> _THE INPUT_

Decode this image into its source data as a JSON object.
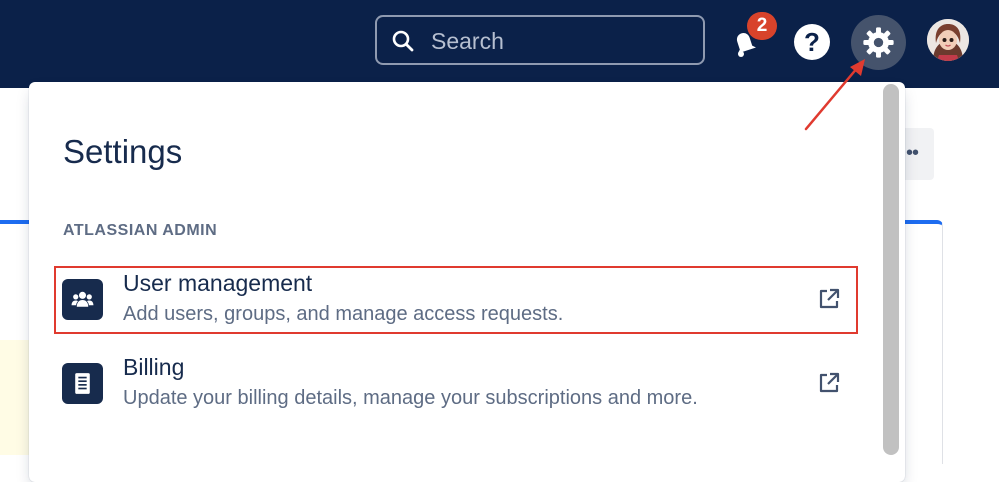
{
  "topbar": {
    "search": {
      "placeholder": "Search",
      "value": ""
    },
    "notifications": {
      "count": "2"
    },
    "help": {
      "label": "?"
    }
  },
  "settings": {
    "title": "Settings",
    "section_heading": "ATLASSIAN ADMIN",
    "items": [
      {
        "title": "User management",
        "description": "Add users, groups, and manage access requests.",
        "icon": "people-icon",
        "external": true,
        "highlighted": true
      },
      {
        "title": "Billing",
        "description": "Update your billing details, manage your subscriptions and more.",
        "icon": "billing-document-icon",
        "external": true,
        "highlighted": false
      }
    ]
  },
  "background": {
    "more_label": "••"
  },
  "colors": {
    "navbar": "#0b2149",
    "badge": "#d8432b",
    "text_primary": "#172b4d",
    "text_secondary": "#5e6c84",
    "annotation": "#e03a2f",
    "accent_blue": "#1d6cf0"
  }
}
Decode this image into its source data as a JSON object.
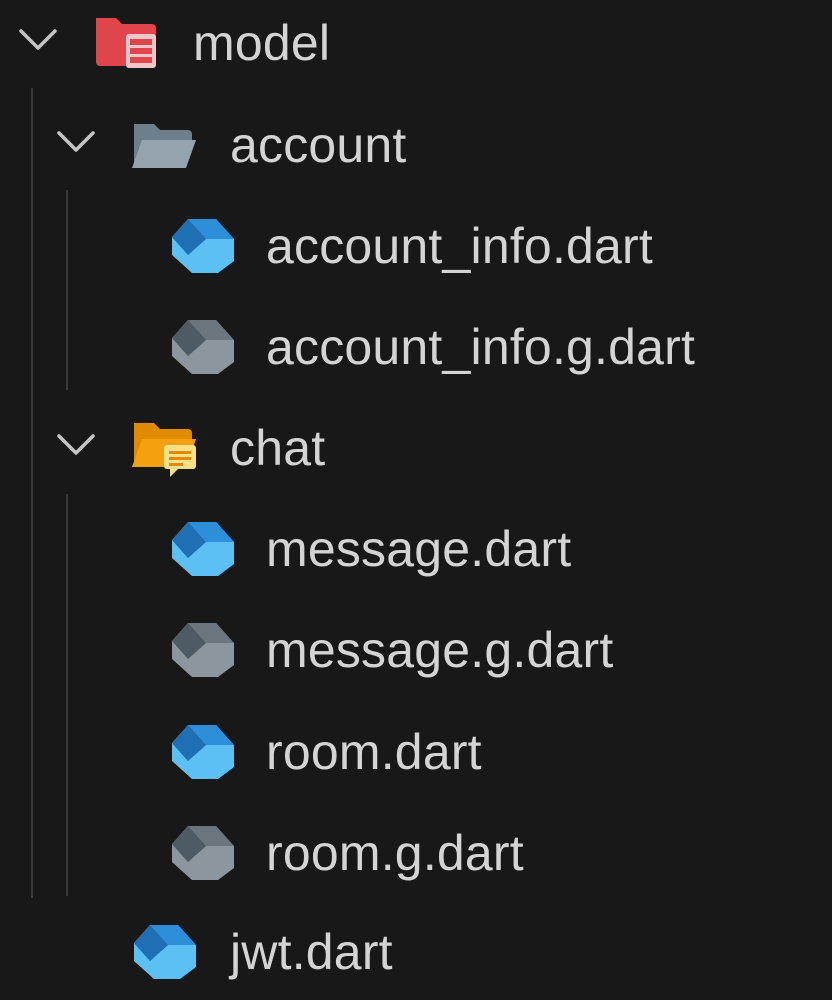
{
  "explorer": {
    "model": {
      "label": "model",
      "icon": "folder-open-database-icon",
      "expanded": true,
      "color": "#e0454b"
    },
    "account": {
      "label": "account",
      "icon": "folder-open-icon",
      "expanded": true,
      "color": "#8a9aa6"
    },
    "account_files": [
      {
        "label": "account_info.dart",
        "icon": "dart-icon",
        "generated": false
      },
      {
        "label": "account_info.g.dart",
        "icon": "dart-generated-icon",
        "generated": true
      }
    ],
    "chat": {
      "label": "chat",
      "icon": "folder-open-chat-icon",
      "expanded": true,
      "color": "#f5a00f"
    },
    "chat_files": [
      {
        "label": "message.dart",
        "icon": "dart-icon",
        "generated": false
      },
      {
        "label": "message.g.dart",
        "icon": "dart-generated-icon",
        "generated": true
      },
      {
        "label": "room.dart",
        "icon": "dart-icon",
        "generated": false
      },
      {
        "label": "room.g.dart",
        "icon": "dart-generated-icon",
        "generated": true
      }
    ],
    "jwt": {
      "label": "jwt.dart",
      "icon": "dart-icon",
      "generated": false
    }
  },
  "colors": {
    "background": "#181818",
    "text": "#d4d4d4",
    "dart_blue_light": "#5cc0f5",
    "dart_blue_dark": "#1f6fb5",
    "dart_gray_light": "#8c969e",
    "dart_gray_dark": "#4f5b64"
  }
}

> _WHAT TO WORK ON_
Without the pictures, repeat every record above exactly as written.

> _EXERCISE OUTPUT_
Decode this image into its source data as a JSON object.
{
  "topbar": {
    "search": {
      "placeholder": "Search",
      "value": ""
    },
    "notifications": {
      "count": "2"
    },
    "help": {
      "label": "?"
    }
  },
  "settings": {
    "title": "Settings",
    "section_heading": "ATLASSIAN ADMIN",
    "items": [
      {
        "title": "User management",
        "description": "Add users, groups, and manage access requests.",
        "icon": "people-icon",
        "external": true,
        "highlighted": true
      },
      {
        "title": "Billing",
        "description": "Update your billing details, manage your subscriptions and more.",
        "icon": "billing-document-icon",
        "external": true,
        "highlighted": false
      }
    ]
  },
  "background": {
    "more_label": "••"
  },
  "colors": {
    "navbar": "#0b2149",
    "badge": "#d8432b",
    "text_primary": "#172b4d",
    "text_secondary": "#5e6c84",
    "annotation": "#e03a2f",
    "accent_blue": "#1d6cf0"
  }
}
Decode this image into its source data as a JSON object.
{
  "explorer": {
    "model": {
      "label": "model",
      "icon": "folder-open-database-icon",
      "expanded": true,
      "color": "#e0454b"
    },
    "account": {
      "label": "account",
      "icon": "folder-open-icon",
      "expanded": true,
      "color": "#8a9aa6"
    },
    "account_files": [
      {
        "label": "account_info.dart",
        "icon": "dart-icon",
        "generated": false
      },
      {
        "label": "account_info.g.dart",
        "icon": "dart-generated-icon",
        "generated": true
      }
    ],
    "chat": {
      "label": "chat",
      "icon": "folder-open-chat-icon",
      "expanded": true,
      "color": "#f5a00f"
    },
    "chat_files": [
      {
        "label": "message.dart",
        "icon": "dart-icon",
        "generated": false
      },
      {
        "label": "message.g.dart",
        "icon": "dart-generated-icon",
        "generated": true
      },
      {
        "label": "room.dart",
        "icon": "dart-icon",
        "generated": false
      },
      {
        "label": "room.g.dart",
        "icon": "dart-generated-icon",
        "generated": true
      }
    ],
    "jwt": {
      "label": "jwt.dart",
      "icon": "dart-icon",
      "generated": false
    }
  },
  "colors": {
    "background": "#181818",
    "text": "#d4d4d4",
    "dart_blue_light": "#5cc0f5",
    "dart_blue_dark": "#1f6fb5",
    "dart_gray_light": "#8c969e",
    "dart_gray_dark": "#4f5b64"
  }
}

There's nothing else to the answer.